◆ PROVIDED RECORDS ◆

++++++++++

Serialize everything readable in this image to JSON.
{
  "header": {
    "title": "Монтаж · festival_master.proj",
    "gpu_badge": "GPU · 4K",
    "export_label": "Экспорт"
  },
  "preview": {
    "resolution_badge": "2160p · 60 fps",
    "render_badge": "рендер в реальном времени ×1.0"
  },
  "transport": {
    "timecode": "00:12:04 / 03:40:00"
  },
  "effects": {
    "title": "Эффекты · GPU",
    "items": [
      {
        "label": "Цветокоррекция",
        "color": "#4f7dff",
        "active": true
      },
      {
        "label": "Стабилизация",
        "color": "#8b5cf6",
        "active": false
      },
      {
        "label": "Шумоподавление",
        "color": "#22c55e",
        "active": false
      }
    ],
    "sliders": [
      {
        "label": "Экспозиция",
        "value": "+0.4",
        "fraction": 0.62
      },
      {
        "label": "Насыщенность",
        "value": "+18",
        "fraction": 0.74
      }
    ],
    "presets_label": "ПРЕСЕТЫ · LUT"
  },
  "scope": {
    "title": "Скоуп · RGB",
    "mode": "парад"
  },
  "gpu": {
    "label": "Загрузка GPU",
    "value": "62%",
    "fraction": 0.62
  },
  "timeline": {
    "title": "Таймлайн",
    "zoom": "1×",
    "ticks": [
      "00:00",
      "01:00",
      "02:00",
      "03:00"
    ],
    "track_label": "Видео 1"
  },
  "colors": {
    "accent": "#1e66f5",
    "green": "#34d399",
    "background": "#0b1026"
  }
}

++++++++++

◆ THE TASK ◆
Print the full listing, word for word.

◆ OUTPUT BELOW ◆
Serialize everything readable in this image to JSON.
{
  "header": {
    "title": "Монтаж · festival_master.proj",
    "gpu_badge": "GPU · 4K",
    "export_label": "Экспорт"
  },
  "preview": {
    "resolution_badge": "2160p · 60 fps",
    "render_badge": "рендер в реальном времени ×1.0"
  },
  "transport": {
    "timecode": "00:12:04 / 03:40:00"
  },
  "effects": {
    "title": "Эффекты · GPU",
    "items": [
      {
        "label": "Цветокоррекция",
        "color": "#4f7dff",
        "active": true
      },
      {
        "label": "Стабилизация",
        "color": "#8b5cf6",
        "active": false
      },
      {
        "label": "Шумоподавление",
        "color": "#22c55e",
        "active": false
      }
    ],
    "sliders": [
      {
        "label": "Экспозиция",
        "value": "+0.4",
        "fraction": 0.62
      },
      {
        "label": "Насыщенность",
        "value": "+18",
        "fraction": 0.74
      }
    ],
    "presets_label": "ПРЕСЕТЫ · LUT"
  },
  "scope": {
    "title": "Скоуп · RGB",
    "mode": "парад"
  },
  "gpu": {
    "label": "Загрузка GPU",
    "value": "62%",
    "fraction": 0.62
  },
  "timeline": {
    "title": "Таймлайн",
    "zoom": "1×",
    "ticks": [
      "00:00",
      "01:00",
      "02:00",
      "03:00"
    ],
    "track_label": "Видео 1"
  },
  "colors": {
    "accent": "#1e66f5",
    "green": "#34d399",
    "background": "#0b1026"
  }
}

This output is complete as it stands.